A 67-year-old man who fled before he could be sentenced more than four decades ago for shooting at South San Francisco police finally admitted to the crime in court Tuesday morning.

Ronald Stanley Bridgeforth pleaded no contest in San Mateo County Superior Court to one count of assault with a firearm on a police officer, District Attorney Steve Wagstaffe said.

Under 1969 sentencing guidelines, Bridgeforth could face between one and 15 years in prison, according to Wagstaffe. Prosecutors have yet to decide what penalty they will seek.

“In our book there is a presumption that prison is where that person belongs, but we’ll keep an open mind until we see the pre-sentence report,” Wagstaffe said.

Bridgeforth, who turned himself in two weeks ago, admitted to firing at officers outside a South San Francisco department store in 1968. He and two other men had tried to use false credit cards to buy toys and clothes for youth the group had been organizing in San Francisco’s Fillmore district during the civil rights movement, according to his attorney Paul Harris.

Harris has said his client wanted to correct a one-time “aberration” in his life and be a positive example for his sons.

No officers were hit, and Bridgeforth was arrested trying to escape. But before Bridgeforth could be sentenced in 1969, he disappeared.

According to Harris, Bridgeforth had recently been teaching at a community college in Michigan under an assumed name.

A separate charge against Bridgeforth, for his alleged involvement in the 1971 fatal shooting of a San Francisco police sergeant, was dismissed after Bridgeforth turned himself in on the South San Francisco case.

Bridgeforth is out of custody after posting $25,000 bail.
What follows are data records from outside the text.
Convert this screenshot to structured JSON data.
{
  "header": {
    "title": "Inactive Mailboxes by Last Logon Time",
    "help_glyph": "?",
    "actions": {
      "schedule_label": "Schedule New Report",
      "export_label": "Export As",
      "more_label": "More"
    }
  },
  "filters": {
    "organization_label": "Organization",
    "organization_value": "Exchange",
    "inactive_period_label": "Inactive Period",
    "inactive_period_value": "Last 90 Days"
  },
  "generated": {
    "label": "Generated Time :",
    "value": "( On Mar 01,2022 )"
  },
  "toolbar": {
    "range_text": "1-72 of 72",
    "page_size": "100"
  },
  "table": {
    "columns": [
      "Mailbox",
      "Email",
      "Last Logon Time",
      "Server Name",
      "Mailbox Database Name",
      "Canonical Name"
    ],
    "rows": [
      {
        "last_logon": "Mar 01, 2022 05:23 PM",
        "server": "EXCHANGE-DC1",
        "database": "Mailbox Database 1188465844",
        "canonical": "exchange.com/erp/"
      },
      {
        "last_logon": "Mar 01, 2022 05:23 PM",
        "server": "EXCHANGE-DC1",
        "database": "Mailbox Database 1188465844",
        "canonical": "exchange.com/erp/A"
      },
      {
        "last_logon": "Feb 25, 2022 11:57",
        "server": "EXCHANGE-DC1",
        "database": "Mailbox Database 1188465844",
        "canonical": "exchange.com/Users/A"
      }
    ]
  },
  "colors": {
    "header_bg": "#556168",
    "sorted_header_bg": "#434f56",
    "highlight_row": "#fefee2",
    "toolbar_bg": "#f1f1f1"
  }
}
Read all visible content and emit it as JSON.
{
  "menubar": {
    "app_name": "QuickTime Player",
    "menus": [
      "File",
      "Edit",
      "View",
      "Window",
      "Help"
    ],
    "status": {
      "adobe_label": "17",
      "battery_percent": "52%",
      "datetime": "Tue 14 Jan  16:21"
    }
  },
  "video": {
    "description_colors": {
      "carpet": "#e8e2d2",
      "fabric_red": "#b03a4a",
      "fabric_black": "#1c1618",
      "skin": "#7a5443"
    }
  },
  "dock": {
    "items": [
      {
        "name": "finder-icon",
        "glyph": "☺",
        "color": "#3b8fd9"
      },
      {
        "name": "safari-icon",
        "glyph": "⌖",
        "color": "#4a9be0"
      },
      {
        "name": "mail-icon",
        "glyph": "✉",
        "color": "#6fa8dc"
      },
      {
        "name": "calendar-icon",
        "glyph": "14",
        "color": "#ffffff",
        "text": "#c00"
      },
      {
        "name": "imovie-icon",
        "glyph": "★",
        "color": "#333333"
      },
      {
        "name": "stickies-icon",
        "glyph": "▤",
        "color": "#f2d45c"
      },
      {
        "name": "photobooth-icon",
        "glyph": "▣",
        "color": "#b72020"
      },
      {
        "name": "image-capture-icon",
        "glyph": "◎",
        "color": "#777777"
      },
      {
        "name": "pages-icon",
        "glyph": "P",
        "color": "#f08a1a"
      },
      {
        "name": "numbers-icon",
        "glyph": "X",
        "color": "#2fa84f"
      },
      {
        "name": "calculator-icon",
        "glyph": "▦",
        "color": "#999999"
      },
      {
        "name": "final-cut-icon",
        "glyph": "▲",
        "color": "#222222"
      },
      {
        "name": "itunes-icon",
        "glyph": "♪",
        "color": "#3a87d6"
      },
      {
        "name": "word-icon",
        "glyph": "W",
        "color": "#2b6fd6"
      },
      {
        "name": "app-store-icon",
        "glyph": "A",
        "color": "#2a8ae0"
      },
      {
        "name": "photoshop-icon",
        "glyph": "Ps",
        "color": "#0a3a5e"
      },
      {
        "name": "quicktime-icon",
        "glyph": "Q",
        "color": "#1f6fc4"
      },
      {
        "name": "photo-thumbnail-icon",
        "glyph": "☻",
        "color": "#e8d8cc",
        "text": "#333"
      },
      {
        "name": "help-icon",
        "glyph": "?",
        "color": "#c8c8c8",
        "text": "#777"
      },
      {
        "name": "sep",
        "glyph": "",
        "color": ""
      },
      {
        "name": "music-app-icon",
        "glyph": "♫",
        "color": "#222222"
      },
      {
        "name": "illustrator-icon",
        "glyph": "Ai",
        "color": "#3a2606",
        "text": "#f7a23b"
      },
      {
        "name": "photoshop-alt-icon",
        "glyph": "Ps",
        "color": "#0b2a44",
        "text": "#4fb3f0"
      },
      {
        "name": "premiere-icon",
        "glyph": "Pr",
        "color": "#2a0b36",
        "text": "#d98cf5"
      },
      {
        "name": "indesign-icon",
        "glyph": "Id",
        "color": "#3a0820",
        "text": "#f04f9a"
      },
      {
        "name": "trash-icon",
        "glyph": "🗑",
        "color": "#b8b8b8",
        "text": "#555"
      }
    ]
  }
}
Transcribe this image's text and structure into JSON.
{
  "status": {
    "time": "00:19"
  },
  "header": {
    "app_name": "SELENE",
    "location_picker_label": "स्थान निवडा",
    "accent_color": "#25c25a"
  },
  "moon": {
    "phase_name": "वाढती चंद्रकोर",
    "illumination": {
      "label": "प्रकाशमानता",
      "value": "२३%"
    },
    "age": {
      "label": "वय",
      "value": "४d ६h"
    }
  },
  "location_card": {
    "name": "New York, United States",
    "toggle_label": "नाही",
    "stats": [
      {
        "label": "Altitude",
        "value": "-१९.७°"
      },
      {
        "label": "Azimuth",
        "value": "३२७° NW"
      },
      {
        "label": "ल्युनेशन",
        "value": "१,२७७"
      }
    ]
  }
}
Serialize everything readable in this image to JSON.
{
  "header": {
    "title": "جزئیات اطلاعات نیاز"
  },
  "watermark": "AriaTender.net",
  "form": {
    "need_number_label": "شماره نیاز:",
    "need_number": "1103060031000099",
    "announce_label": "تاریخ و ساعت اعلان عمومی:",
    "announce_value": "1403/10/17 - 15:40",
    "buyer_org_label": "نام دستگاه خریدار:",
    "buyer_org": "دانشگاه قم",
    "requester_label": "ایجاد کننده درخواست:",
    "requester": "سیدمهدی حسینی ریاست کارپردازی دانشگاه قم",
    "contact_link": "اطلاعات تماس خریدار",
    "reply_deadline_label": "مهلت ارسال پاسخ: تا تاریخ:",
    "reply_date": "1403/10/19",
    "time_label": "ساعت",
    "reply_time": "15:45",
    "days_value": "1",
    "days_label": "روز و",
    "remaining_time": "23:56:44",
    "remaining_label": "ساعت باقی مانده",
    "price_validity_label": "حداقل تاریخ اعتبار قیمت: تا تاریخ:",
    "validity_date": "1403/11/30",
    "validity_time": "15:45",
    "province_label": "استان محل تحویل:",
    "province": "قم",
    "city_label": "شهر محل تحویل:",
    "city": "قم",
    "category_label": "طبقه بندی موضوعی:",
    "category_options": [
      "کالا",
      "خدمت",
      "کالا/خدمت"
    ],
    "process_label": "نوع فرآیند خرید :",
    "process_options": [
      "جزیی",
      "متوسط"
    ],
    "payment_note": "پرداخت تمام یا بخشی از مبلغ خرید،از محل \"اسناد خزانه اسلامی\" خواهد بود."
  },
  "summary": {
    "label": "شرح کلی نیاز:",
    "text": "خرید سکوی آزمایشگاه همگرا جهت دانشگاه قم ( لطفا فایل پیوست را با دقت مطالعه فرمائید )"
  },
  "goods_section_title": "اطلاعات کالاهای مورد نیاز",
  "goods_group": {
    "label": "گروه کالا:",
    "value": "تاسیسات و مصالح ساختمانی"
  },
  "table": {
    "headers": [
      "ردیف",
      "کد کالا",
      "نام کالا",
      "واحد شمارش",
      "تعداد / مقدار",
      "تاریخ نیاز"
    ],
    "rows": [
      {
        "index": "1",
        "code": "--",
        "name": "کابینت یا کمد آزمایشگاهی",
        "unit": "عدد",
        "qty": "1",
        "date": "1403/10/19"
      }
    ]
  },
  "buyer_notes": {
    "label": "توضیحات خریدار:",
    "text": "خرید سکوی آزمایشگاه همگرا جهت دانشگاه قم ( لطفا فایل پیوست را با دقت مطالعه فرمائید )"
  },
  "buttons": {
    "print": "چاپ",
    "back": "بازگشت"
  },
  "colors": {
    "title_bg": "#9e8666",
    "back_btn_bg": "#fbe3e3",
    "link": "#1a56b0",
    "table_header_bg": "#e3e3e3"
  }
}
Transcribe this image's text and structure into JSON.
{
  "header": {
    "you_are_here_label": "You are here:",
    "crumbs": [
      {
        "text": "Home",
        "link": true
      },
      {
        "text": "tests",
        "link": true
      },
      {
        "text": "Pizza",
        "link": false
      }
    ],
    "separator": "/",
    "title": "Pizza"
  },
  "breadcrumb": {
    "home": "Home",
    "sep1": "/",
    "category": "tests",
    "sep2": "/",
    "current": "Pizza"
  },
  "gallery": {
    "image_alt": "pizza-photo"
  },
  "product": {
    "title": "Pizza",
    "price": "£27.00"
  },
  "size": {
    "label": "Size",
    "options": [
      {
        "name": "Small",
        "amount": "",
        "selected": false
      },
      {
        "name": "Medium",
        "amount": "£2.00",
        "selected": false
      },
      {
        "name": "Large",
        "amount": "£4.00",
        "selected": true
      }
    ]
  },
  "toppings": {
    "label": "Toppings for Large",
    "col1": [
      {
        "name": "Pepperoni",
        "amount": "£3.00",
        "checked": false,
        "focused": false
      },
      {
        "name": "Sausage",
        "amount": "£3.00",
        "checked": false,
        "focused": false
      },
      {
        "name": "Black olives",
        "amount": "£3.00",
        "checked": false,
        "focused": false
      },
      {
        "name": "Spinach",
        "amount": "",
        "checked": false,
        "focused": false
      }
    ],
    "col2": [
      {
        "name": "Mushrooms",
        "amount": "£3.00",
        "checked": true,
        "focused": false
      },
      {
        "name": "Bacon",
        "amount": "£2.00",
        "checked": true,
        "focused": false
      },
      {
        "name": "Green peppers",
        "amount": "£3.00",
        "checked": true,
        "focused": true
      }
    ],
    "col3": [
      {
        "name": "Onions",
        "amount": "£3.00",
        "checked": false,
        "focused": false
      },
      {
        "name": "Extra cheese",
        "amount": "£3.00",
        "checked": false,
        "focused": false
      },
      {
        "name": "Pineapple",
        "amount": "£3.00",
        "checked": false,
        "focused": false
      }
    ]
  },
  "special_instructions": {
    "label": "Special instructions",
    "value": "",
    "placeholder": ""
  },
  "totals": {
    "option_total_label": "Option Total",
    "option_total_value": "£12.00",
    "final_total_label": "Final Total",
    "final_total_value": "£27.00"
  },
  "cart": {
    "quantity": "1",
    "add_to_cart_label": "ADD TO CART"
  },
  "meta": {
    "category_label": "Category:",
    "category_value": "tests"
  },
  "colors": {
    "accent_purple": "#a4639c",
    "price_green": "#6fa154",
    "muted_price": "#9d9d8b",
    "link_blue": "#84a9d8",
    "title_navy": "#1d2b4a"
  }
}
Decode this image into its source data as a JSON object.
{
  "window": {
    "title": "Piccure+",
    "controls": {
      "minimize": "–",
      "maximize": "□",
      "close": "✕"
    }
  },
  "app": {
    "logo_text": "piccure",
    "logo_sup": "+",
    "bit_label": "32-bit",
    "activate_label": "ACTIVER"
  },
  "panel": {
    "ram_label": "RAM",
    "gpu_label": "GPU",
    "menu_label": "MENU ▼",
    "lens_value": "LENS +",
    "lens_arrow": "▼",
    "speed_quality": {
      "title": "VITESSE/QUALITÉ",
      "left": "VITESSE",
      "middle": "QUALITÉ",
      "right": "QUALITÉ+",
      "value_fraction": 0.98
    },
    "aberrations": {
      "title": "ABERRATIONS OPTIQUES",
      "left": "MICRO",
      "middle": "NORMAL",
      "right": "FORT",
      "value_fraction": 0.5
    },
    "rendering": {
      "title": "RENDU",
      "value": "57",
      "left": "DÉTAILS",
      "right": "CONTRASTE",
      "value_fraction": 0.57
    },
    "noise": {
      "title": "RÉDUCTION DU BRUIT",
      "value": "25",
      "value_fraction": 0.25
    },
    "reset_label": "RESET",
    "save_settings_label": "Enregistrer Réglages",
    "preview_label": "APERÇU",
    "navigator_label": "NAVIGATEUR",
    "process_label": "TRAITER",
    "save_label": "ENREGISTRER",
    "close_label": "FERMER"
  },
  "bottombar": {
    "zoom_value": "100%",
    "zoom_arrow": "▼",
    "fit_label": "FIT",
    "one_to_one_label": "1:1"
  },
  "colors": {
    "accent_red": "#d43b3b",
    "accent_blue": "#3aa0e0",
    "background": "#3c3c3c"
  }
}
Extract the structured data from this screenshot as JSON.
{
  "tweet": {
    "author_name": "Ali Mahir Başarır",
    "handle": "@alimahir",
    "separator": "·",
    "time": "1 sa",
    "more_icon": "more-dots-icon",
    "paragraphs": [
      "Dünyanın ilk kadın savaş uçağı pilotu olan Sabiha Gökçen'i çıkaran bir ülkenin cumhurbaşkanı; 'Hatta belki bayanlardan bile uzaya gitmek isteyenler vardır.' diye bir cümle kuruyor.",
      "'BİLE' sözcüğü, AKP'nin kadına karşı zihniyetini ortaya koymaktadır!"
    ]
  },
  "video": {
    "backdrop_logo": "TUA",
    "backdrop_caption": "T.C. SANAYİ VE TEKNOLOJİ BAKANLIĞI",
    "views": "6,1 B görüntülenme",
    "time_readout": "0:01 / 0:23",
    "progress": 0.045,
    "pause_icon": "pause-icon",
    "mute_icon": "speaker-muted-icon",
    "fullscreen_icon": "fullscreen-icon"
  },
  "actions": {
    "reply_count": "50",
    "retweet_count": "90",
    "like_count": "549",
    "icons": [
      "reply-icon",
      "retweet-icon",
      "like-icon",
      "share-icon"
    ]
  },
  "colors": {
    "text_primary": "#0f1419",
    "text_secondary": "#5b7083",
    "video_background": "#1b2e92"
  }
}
Sentencing is scheduled for Feb. 3.

aburack@sfexaminer.com

Bay Area NewsCrimeCrime & CourtsLocalSan Francisco

If you find our journalism valuable and relevant, please consider joining our Examiner membership program.
Find out more at www.sfexaminer.com/join/

Just Posted

BART Ambassadors are being called on to assist riders in social situations that don’t require police force. <ins>(Kevin N. Hume/S.F. Examiner)</ins>
Unarmed BART ambassadors program formalized with a focus on community service

Public safety and police reform are key elements in campaigns of Board members Dufty and Simon

San Francisco DJ and producer Jah Yzer livestreams most mornings from his home. (Kevin N. Hume/S.F. Examiner)
Roots & Tings build community through music

Lateef the Truthspeaker, Jah Yzer and Winstrong call for voting as a form of healing

On Oct. 13, people lined up to vote early for the presidential election in Southlake, Texas. <ins>(Shutterstock)</ins>
<ins></ins>
Five things to watch for in the run-up to Nov. 3

Down-ballot races, as much as the presidency, will determine the future course of this nation

WeChat (Shutterstock)
U.S. District Court denies Trump request to shutdown WeChat app

A federal judge in San Francisco denied a request by the U.S.… Continue reading

School board members Gabriela Lopez (left) and Alison Collins (right) say they have been the subject of frequent hateful, racist and sexist attacks during their time on the school board. (Kevin N. Hume/S.F Examiner)
Angered by Lowell decision, SFUSD grad targets school board members with violent imagery

Facebook page depicts two women of color on board with swastikas and x-marks on their faces

Most Read